North Slave Resiliency Study tabled

YELLOWKNIFE (June 8, 2016) – Minister of Public Works and Services Caroline Cochrane tabled the North Slave Resiliency Study during today’s sitting of the Legislative Assembly.

The study was undertaken in response to a commitment in the Government of the Northwest Territories (GNWT) Mandate to better use our existing hydroelectric resources by exploring options to respond to low water in the North Slave hydroelectric power system.

Conducted by Manitoba Hydro International, the study found that the North Slave hydro system is a reliable, renewable energy source overall, and the most economical, in spite of low water and the need to rely on diesel generation over the past two years.

Highlights of the report’s recommendations include: 

  • Focus on improving hydrology monitoring on the North Slave Hydro system;
  • Examine options to enhance the aging infrastructure on the North Slave Hydro system; and
  • Consider options to offset electricity rate shock due to periodic low water events, such as establishment of a low water fund.


“This study has shown us that the North Slave Hydro system is resilient.  During normal water years, the North Slave Hydro system has surplus renewable energy that serves the needs of Yellowknife, Behchoko, Dettah, and Ndilo.  The GNWT has accepted the recommendations in the report and has proposed resources to address hydrology monitoring in the 2016-17 budget currently being debated in the Legislative Assembly.

  • Caroline Cochrane, Minister of Public Works and Services.

Quick facts

  • The North Slave Hydro system typically supplies 95% or higher hydro generation. Low water in 2015 required a mix of roughly 45% diesel and 55% hydro power.
  • The GNWT provided approximately $40 million in subsidies to the Northwest Territories Power Corporation over the last two years to avoid rate shocks due to reliance on diesel generation.
  • In 2016, Snare River water levels have shown signs of recovery, while the Yellowknife River system remains below average.  June is a critical month for understanding the water situation in each of the water systems. 
  • Any new generation, including biomass, wind, and solar, will go unused most of the time and will add unnecessary expenses to customers’ bills through rate increases.

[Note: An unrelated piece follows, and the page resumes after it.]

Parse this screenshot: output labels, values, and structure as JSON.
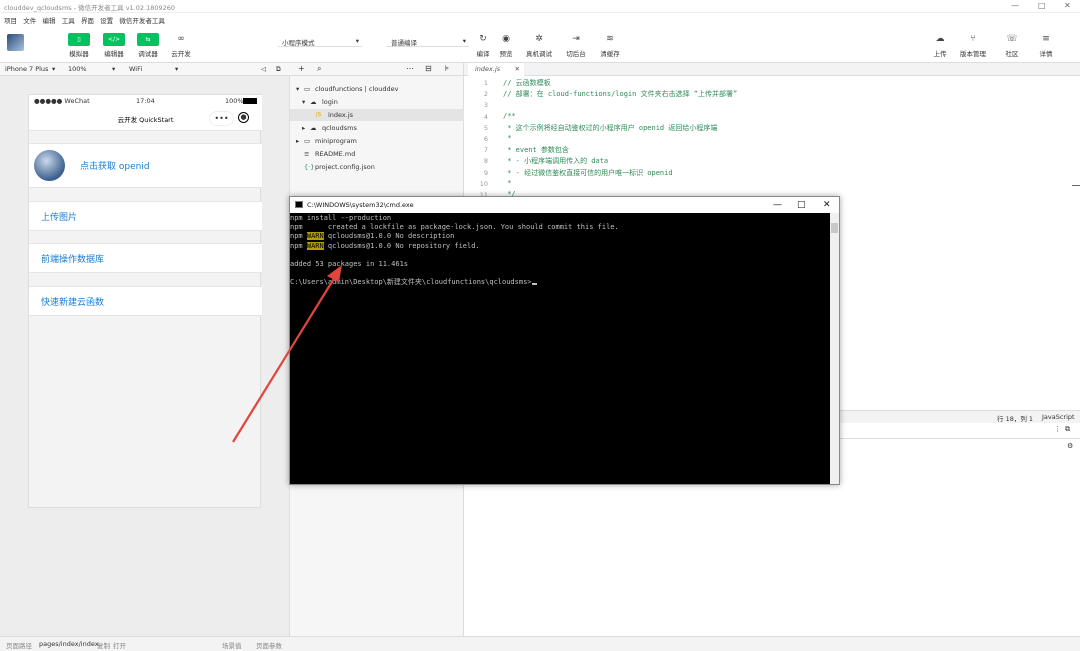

Media contact

Andrew Livingstone
Senior Cabinet Communications Advisor
Department of Executive
Tel: 867-767-9140 Ext. 11091